Tuesday, 8 January 2008

Origin In Death by J D Robb

I don’t like books that make me cry. And I got very emotional towards the end of this novel. Why, oh why does Deena have to die? What is the point? SHE was the one who saw through the brain-washing and escaped to freedom. But oh. She killed the Icoves. So she has to die. At least probably that’s what the author thought. But Deena deserved life. The Icoves were monsters incarnate. Particularly the son. With his swapping of the Avril clones every year. So as to keep them away from their children. They mofo Deserved To Die. Deena should have made them suffer a LOT more. Although I got a bit confused when Joseph Wilson seemed to claim the Icove murders as his own.

For me. This novel only got interesting once the murders had been solved. Over half-way into the book. It seemed to take forever for Eve to put two and two together. And inbetween we get a family Thanksgiving. Boy. That was boring. Basically when the author let the reader know that the wife knew a lot about her husband’s death. The glint in her eyes. But I never saw the 3-clone plot coming. I would say that it was a brilliant idea. Unfortunately it didn’t really work. Because. If Joseph Wilson cloned himself. Why didn’t the Icoves? The idea that Icove Snr was content to be 80-years old, when he could have been a 30-year old clone is nonsensical. Anyway. Just to reiterate. Both the Icoves were Devil People.

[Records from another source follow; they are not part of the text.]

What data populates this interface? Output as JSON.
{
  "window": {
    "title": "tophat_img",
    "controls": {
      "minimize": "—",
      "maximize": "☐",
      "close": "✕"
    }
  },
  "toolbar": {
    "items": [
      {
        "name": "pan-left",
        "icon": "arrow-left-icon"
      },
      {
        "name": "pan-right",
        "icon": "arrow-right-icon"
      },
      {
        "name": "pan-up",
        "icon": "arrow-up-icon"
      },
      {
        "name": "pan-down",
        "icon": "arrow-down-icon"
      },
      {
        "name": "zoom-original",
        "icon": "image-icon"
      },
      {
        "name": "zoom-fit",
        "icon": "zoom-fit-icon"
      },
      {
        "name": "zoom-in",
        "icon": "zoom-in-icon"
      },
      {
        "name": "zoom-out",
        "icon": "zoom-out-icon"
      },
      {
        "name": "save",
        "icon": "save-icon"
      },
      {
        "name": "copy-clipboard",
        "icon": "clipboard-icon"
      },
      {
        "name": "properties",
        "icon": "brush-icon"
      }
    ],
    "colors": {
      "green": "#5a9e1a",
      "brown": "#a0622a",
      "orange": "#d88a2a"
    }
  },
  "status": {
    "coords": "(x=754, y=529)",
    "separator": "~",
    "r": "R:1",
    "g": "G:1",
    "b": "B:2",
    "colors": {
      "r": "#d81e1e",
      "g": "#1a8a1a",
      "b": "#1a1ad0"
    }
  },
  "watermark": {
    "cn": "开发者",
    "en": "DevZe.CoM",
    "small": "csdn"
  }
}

The other thing I got tired of was Eve’s moralising and sermonising on how murder affects her on a personal level. The reader gets pretty much the same thing in all the In Death novels. tbh. Eve’s experiences paled into insignificance when compared to the indignities the Avrils had gone through. Eve’s difficulties ended before she was 10. The Avrils and all the other clones had to endure decades of horribleness. But no. Eve’s just got to drag up all her memories and emote on behalf of the Avrils. Also. Why does Eve spend so much time giving Nadine, the tv-journo, information about her cases? It’s beginning to look like glory-hunting to me.

Has the author got something against pioneering members of the medical profession? Surely Conspiracy In Death covered much the same ground. Nutty, self-righteous, doctors with over-inflated egos.

The ending was totally ludicrous. Roarke letting 12-year old Diana walk away with the baby in her arms. Just how is she supposed to feed, and clothe that child. No matter how precocious a child seems, they’re still completely dependent on adults to provide for their physical needs.

I’m not giving this book a second read. Because of Deena. She should have been allowed to live. And the prologue was not nice too. Cracking good read though. For what is basically a formula novel. Much too much waffle throughout the first half of the story. Basically you get the Icove/Wilson tale told over and over again. I suppose the publishers demand a high wordage. It goes without saying though. Minimal romance. Which is a great shame. Would it totally traumatise Eve to put a bit more adult emotions into her marriage? Or to give Roarke some oral instead of it being all the other way?

No comments: